High Suction Energy
Pumps with high suction energy and low NPSH margins, especially when operated in the suction recirculation flow range, may experience noise, vibration and/or minor cavitation erosion damage with impeller materials that have low cavitation resistance, such as cast iron. High suction energy starts at about 3,560 rpm in end suction pumps with 6" and larger suction nozzles sizes, and split case pumps with 8"and larger suction nozzles. At ~1,780 rpm, high suction energy starts with 10” suction nozzle size end suction pumps, and 12" suction split case pumps.
Very High Suction Energy
Pumps with very high suction energy and low NPSH margins, especially when operated in the suction recirculation flow range, may experience erosion damage, even with cavitation resistant materials, such as stainless steel.
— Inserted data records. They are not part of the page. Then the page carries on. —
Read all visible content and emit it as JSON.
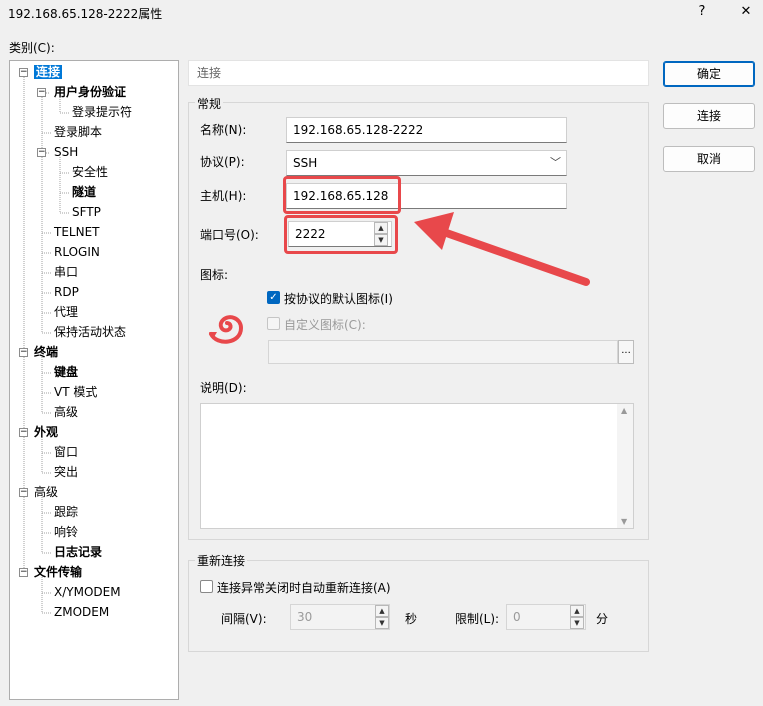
{
  "window": {
    "title": "192.168.65.128-2222属性",
    "help_button": "?",
    "close_button": "✕"
  },
  "category_label": "类别(C):",
  "tree": [
    {
      "label": "连接",
      "bold": true,
      "selected": true
    },
    {
      "label": "用户身份验证",
      "bold": true
    },
    {
      "label": "登录提示符"
    },
    {
      "label": "登录脚本"
    },
    {
      "label": "SSH"
    },
    {
      "label": "安全性"
    },
    {
      "label": "隧道",
      "bold": true
    },
    {
      "label": "SFTP"
    },
    {
      "label": "TELNET"
    },
    {
      "label": "RLOGIN"
    },
    {
      "label": "串口"
    },
    {
      "label": "RDP"
    },
    {
      "label": "代理"
    },
    {
      "label": "保持活动状态"
    },
    {
      "label": "终端",
      "bold": true
    },
    {
      "label": "键盘",
      "bold": true
    },
    {
      "label": "VT 模式"
    },
    {
      "label": "高级"
    },
    {
      "label": "外观",
      "bold": true
    },
    {
      "label": "窗口"
    },
    {
      "label": "突出"
    },
    {
      "label": "高级"
    },
    {
      "label": "跟踪"
    },
    {
      "label": "响铃"
    },
    {
      "label": "日志记录",
      "bold": true
    },
    {
      "label": "文件传输",
      "bold": true
    },
    {
      "label": "X/YMODEM"
    },
    {
      "label": "ZMODEM"
    }
  ],
  "header_text": "连接",
  "general": {
    "title": "常规",
    "name_label": "名称(N):",
    "name_value": "192.168.65.128-2222",
    "protocol_label": "协议(P):",
    "protocol_value": "SSH",
    "host_label": "主机(H):",
    "host_value": "192.168.65.128",
    "port_label": "端口号(O):",
    "port_value": "2222",
    "icon_label": "图标:",
    "default_icon_checkbox": "按协议的默认图标(I)",
    "custom_icon_checkbox": "自定义图标(C):",
    "browse_button": "...",
    "description_label": "说明(D):"
  },
  "reconnect": {
    "title": "重新连接",
    "auto_reconnect_checkbox": "连接异常关闭时自动重新连接(A)",
    "interval_label": "间隔(V):",
    "interval_value": "30",
    "seconds_label": "秒",
    "limit_label": "限制(L):",
    "limit_value": "0",
    "minutes_label": "分"
  },
  "buttons": {
    "ok": "确定",
    "connect": "连接",
    "cancel": "取消"
  },
  "colors": {
    "accent": "#0067c0",
    "highlight": "#e8484b",
    "selection": "#0078d7"
  }
}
The NPSHR of a pump does not represent the start of cavitation. It is actually the NPSHA that will cause the total head to be reduced by 3%, due to flow blockage from cavitation vapor in the entry of the impeller vanes. It can take from 1.05 to 2.5 times the NPSHR just to achieve the 100 percent head point, and typically 4 to 5 times the 3% NPSHR of the pump to totally eliminate cavitation. The question then becomes, how much NPSH Margin is really required to minimize cavitation damage, and achieve extended MTBF rates.
NPSH Margin Reliability Factor
I developed the following graph (figure 1), based on field experience, to provide a reasonable approximation of the reliability that can be expected with aqueous liquids, when various NPSH margin ratios are applied to “High Suction Energy” pumps of increasing energy levels (Actual Pump Suction Energy divided by the “High Suction Energy” gating value for the pump type). These NPSH margin reliability factors are based on the fact that, above the gating suction energy values, cavitation becomes more severe. In other words, the greater the suction energy, the more important it is to suppress the residual cavitation that exists above the NPSHR, to prevent damage. This reliability factor is only applicable within the allowable operating flow region, above the start of suction recirculation. Much higher NPSH margin values are required in the region of suction recirculation for high and very high suction energy pump applications.
Figure 2 can be used to approximate the start of suction recirculation for high suction energy pumps, in the absence of actual test results. The three curves show the effect of specific speed on the start of suction recirculation, which increases with increasing specific speed and suction specific speed.
This new method for predicting cavitation damage in centrifugal pumps, which has been adopted by the Hydraulic Institute and major pump companies, can save thousands of dollars in unnecessary maintenance costs.
About the Author:
Allan R. Budris, P.E., is an independent consulting engineer who specializes in training, failure analysis, troubleshooting, reliability, efficiency audits and litigation support on pumps and pumping systems. With offices in Washington, NJ, he can be contacted via e-mail at firstname.lastname@example.org.